# What is required
Here is a set of records. Copy them all exactly.

# Extracted records
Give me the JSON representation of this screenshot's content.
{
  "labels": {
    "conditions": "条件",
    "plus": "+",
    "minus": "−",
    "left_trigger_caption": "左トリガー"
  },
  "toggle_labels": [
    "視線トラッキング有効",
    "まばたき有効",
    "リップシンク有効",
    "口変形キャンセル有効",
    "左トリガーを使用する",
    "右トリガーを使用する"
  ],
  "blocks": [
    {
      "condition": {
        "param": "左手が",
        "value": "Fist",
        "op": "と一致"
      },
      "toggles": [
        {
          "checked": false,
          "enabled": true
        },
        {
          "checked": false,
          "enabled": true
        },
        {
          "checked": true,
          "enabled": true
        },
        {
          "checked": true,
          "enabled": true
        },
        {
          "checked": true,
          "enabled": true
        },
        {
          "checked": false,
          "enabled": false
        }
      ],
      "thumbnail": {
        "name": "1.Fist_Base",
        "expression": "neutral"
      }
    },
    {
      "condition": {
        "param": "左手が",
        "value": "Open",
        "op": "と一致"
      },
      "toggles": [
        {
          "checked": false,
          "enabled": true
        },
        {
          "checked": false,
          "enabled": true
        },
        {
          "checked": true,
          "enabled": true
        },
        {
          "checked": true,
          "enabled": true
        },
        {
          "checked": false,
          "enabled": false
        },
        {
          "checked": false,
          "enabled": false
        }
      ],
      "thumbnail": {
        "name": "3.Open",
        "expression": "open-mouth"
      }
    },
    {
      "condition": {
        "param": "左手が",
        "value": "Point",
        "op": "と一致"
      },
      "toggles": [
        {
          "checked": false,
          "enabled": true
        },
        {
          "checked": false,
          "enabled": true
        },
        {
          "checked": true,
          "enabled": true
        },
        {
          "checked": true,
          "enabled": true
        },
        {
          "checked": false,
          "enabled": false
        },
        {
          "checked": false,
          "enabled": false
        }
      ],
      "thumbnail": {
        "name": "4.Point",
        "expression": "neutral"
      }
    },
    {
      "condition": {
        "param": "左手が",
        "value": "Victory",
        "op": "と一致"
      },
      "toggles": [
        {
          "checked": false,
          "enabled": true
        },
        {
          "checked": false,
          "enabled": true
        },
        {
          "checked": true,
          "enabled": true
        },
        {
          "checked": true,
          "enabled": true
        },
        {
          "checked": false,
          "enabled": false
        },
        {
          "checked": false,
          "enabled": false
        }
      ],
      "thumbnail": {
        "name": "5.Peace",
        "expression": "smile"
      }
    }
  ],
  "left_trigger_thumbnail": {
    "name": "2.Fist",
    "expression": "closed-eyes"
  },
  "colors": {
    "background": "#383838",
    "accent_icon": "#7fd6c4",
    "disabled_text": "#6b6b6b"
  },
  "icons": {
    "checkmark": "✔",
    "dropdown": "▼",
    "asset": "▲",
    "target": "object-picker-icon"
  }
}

# Exercise solution
Give me the JSON representation of this screenshot's content.
{
  "labels": {
    "conditions": "条件",
    "plus": "+",
    "minus": "−",
    "left_trigger_caption": "左トリガー"
  },
  "toggle_labels": [
    "視線トラッキング有効",
    "まばたき有効",
    "リップシンク有効",
    "口変形キャンセル有効",
    "左トリガーを使用する",
    "右トリガーを使用する"
  ],
  "blocks": [
    {
      "condition": {
        "param": "左手が",
        "value": "Fist",
        "op": "と一致"
      },
      "toggles": [
        {
          "checked": false,
          "enabled": true
        },
        {
          "checked": false,
          "enabled": true
        },
        {
          "checked": true,
          "enabled": true
        },
        {
          "checked": true,
          "enabled": true
        },
        {
          "checked": true,
          "enabled": true
        },
        {
          "checked": false,
          "enabled": false
        }
      ],
      "thumbnail": {
        "name": "1.Fist_Base",
        "expression": "neutral"
      }
    },
    {
      "condition": {
        "param": "左手が",
        "value": "Open",
        "op": "と一致"
      },
      "toggles": [
        {
          "checked": false,
          "enabled": true
        },
        {
          "checked": false,
          "enabled": true
        },
        {
          "checked": true,
          "enabled": true
        },
        {
          "checked": true,
          "enabled": true
        },
        {
          "checked": false,
          "enabled": false
        },
        {
          "checked": false,
          "enabled": false
        }
      ],
      "thumbnail": {
        "name": "3.Open",
        "expression": "open-mouth"
      }
    },
    {
      "condition": {
        "param": "左手が",
        "value": "Point",
        "op": "と一致"
      },
      "toggles": [
        {
          "checked": false,
          "enabled": true
        },
        {
          "checked": false,
          "enabled": true
        },
        {
          "checked": true,
          "enabled": true
        },
        {
          "checked": true,
          "enabled": true
        },
        {
          "checked": false,
          "enabled": false
        },
        {
          "checked": false,
          "enabled": false
        }
      ],
      "thumbnail": {
        "name": "4.Point",
        "expression": "neutral"
      }
    },
    {
      "condition": {
        "param": "左手が",
        "value": "Victory",
        "op": "と一致"
      },
      "toggles": [
        {
          "checked": false,
          "enabled": true
        },
        {
          "checked": false,
          "enabled": true
        },
        {
          "checked": true,
          "enabled": true
        },
        {
          "checked": true,
          "enabled": true
        },
        {
          "checked": false,
          "enabled": false
        },
        {
          "checked": false,
          "enabled": false
        }
      ],
      "thumbnail": {
        "name": "5.Peace",
        "expression": "smile"
      }
    }
  ],
  "left_trigger_thumbnail": {
    "name": "2.Fist",
    "expression": "closed-eyes"
  },
  "colors": {
    "background": "#383838",
    "accent_icon": "#7fd6c4",
    "disabled_text": "#6b6b6b"
  },
  "icons": {
    "checkmark": "✔",
    "dropdown": "▼",
    "asset": "▲",
    "target": "object-picker-icon"
  }
}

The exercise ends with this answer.